§ **Work required**: Read the listing below and copy out every line that holds "logo".

*** Source material ***

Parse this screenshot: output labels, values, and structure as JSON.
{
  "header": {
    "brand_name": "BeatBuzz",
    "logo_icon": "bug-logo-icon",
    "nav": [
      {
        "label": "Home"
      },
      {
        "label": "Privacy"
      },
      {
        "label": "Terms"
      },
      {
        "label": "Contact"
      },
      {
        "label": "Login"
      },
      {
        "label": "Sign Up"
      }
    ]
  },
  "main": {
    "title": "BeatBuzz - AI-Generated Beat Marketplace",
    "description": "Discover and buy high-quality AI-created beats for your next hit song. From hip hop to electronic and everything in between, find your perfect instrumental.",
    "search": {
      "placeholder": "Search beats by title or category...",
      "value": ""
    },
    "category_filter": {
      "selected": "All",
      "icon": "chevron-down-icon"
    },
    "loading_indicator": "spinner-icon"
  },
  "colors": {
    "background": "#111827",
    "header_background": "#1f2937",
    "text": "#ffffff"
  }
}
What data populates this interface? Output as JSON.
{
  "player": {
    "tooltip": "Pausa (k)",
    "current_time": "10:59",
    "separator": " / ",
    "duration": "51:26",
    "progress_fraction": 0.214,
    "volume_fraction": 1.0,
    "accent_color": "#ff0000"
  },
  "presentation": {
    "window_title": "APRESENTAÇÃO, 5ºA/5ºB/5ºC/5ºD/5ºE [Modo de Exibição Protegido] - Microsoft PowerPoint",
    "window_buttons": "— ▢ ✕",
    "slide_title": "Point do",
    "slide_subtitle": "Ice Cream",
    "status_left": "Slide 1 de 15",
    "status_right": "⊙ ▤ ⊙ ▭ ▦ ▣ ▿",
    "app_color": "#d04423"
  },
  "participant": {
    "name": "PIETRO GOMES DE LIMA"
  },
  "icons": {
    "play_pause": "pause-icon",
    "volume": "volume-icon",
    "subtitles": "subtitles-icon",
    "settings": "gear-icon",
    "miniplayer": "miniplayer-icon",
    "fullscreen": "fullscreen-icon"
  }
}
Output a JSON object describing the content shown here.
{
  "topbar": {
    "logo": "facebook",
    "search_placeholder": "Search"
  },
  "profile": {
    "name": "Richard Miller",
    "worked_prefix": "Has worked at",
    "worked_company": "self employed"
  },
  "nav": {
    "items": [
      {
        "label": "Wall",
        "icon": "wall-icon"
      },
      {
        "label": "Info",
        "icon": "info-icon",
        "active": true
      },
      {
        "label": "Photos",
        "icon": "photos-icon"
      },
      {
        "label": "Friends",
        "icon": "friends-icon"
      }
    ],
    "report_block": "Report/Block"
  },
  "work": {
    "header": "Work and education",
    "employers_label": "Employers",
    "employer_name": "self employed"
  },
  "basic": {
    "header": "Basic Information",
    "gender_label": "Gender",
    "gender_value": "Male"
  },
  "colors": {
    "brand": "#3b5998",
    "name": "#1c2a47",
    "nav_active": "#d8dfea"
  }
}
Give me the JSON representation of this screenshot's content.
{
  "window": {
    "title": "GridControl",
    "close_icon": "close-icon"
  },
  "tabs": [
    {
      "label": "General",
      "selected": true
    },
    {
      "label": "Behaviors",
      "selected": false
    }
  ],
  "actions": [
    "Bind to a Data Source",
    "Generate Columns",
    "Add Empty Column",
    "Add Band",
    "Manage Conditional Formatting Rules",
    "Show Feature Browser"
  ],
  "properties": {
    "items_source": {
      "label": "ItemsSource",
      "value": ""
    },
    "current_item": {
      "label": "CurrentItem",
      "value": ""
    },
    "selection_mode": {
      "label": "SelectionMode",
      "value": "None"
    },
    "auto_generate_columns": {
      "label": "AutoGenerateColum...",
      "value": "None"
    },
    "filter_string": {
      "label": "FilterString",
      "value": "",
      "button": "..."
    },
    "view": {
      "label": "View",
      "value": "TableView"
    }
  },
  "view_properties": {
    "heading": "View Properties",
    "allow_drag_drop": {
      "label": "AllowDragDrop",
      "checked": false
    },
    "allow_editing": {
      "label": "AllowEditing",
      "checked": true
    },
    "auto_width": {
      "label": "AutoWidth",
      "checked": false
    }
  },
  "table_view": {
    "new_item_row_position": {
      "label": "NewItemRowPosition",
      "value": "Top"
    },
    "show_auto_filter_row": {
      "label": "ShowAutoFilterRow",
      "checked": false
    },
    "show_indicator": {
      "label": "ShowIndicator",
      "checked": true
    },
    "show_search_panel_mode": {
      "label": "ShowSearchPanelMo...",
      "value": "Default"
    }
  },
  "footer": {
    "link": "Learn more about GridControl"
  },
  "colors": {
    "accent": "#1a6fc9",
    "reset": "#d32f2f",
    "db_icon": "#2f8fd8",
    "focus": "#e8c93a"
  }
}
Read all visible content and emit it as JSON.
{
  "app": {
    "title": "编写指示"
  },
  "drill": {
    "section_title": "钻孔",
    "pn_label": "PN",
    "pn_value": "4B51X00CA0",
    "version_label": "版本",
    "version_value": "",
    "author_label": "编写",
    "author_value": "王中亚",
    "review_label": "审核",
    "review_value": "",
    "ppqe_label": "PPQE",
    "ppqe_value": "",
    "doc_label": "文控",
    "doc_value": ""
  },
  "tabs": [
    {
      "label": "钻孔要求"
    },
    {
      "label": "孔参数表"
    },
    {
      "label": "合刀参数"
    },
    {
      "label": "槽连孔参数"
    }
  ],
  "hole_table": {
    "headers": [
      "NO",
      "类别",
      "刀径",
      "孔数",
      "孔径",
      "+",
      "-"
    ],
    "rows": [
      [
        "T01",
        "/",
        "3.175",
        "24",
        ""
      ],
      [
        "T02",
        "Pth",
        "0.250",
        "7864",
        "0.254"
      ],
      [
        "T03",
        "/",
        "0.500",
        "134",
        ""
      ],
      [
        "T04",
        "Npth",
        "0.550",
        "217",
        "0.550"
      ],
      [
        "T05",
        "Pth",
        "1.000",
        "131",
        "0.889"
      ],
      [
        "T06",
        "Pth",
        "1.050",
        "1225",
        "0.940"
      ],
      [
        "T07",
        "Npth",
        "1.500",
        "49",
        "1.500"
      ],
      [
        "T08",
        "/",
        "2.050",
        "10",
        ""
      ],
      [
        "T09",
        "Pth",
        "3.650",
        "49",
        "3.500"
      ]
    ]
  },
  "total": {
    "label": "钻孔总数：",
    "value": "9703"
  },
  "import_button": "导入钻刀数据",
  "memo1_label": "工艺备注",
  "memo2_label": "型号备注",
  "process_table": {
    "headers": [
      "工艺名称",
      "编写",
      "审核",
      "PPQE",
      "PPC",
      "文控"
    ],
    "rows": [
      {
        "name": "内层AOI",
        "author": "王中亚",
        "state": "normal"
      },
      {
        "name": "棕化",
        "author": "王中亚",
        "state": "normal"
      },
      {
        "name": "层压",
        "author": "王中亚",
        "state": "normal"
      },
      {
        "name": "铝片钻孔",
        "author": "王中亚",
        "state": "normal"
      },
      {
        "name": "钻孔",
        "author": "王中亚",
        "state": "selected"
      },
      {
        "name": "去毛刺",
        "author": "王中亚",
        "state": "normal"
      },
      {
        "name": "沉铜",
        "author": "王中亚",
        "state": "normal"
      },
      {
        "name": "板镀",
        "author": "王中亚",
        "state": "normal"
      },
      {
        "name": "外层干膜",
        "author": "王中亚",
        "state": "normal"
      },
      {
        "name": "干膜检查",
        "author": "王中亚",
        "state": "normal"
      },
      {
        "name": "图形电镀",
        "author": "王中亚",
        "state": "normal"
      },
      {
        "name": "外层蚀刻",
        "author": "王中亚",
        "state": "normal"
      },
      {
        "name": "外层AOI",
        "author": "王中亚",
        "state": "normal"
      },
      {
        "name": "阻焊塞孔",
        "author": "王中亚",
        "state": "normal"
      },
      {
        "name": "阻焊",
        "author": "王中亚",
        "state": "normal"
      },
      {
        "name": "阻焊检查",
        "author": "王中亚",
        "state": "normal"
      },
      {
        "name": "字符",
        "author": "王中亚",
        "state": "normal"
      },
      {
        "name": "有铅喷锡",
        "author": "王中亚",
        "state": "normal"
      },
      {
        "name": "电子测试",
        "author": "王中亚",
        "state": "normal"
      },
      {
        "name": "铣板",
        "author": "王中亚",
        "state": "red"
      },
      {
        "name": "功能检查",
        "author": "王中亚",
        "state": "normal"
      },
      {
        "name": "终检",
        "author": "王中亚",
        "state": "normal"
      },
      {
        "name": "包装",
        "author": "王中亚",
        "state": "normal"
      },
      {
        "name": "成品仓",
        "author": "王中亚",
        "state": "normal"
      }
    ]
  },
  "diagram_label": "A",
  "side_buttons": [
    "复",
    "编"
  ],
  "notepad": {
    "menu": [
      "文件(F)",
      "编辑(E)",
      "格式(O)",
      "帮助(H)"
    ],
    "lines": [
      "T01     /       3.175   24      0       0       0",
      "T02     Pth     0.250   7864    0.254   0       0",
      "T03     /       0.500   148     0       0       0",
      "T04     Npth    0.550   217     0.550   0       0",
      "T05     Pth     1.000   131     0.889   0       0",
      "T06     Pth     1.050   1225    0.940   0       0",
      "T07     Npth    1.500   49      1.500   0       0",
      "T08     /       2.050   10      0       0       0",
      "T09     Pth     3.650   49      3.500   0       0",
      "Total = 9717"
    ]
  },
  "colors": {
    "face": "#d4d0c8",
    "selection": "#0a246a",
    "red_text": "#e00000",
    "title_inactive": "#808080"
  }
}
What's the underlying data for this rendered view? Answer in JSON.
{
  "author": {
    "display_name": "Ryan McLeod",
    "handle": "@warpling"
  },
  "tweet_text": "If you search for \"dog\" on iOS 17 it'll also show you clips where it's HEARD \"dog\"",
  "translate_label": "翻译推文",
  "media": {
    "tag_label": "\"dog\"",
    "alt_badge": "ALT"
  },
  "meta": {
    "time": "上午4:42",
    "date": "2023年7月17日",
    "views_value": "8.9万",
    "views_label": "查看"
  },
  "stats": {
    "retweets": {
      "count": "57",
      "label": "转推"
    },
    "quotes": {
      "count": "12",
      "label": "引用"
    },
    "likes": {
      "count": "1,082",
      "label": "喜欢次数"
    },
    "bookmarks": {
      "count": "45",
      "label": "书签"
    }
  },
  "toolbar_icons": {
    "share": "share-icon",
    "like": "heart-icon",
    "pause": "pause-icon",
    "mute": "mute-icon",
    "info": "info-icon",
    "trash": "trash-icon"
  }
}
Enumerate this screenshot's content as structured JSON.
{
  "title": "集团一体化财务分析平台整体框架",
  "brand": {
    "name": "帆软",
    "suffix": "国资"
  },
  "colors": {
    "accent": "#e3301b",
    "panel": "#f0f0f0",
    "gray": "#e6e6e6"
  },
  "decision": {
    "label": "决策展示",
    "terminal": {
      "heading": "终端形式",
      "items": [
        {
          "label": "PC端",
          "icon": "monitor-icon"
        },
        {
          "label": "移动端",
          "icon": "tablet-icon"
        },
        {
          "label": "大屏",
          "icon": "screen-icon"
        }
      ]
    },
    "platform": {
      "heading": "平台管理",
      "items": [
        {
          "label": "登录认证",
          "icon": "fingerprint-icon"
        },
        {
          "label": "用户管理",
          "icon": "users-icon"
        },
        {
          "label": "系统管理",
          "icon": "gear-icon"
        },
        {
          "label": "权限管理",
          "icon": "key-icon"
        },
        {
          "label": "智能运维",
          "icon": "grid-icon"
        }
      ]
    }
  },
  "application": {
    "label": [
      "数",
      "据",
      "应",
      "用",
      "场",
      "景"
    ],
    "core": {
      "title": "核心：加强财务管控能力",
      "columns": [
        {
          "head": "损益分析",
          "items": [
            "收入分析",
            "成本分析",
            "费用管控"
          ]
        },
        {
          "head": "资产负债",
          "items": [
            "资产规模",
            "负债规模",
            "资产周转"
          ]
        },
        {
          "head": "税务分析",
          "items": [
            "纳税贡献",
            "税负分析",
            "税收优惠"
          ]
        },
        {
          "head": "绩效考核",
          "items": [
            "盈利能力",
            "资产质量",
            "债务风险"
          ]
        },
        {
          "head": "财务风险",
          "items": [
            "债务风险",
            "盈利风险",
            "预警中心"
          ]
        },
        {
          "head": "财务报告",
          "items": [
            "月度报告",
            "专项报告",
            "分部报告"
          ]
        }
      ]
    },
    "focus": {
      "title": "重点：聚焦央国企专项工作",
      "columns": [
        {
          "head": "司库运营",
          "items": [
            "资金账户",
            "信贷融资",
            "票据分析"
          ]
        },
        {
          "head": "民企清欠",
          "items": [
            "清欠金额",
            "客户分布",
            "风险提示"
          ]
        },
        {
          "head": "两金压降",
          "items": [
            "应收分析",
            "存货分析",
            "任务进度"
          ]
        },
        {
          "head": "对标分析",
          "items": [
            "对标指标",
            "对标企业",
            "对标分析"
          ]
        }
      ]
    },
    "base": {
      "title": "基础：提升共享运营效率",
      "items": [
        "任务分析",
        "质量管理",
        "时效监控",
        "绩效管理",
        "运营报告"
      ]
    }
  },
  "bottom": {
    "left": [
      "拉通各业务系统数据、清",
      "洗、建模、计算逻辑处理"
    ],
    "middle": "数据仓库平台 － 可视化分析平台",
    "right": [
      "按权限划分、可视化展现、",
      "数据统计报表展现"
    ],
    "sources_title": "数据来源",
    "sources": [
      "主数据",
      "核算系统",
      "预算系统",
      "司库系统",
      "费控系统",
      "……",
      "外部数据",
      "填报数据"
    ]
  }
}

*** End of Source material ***

§ **Exercise output**:
    "logo_icon": "bug-logo-icon",
    "logo": "facebook",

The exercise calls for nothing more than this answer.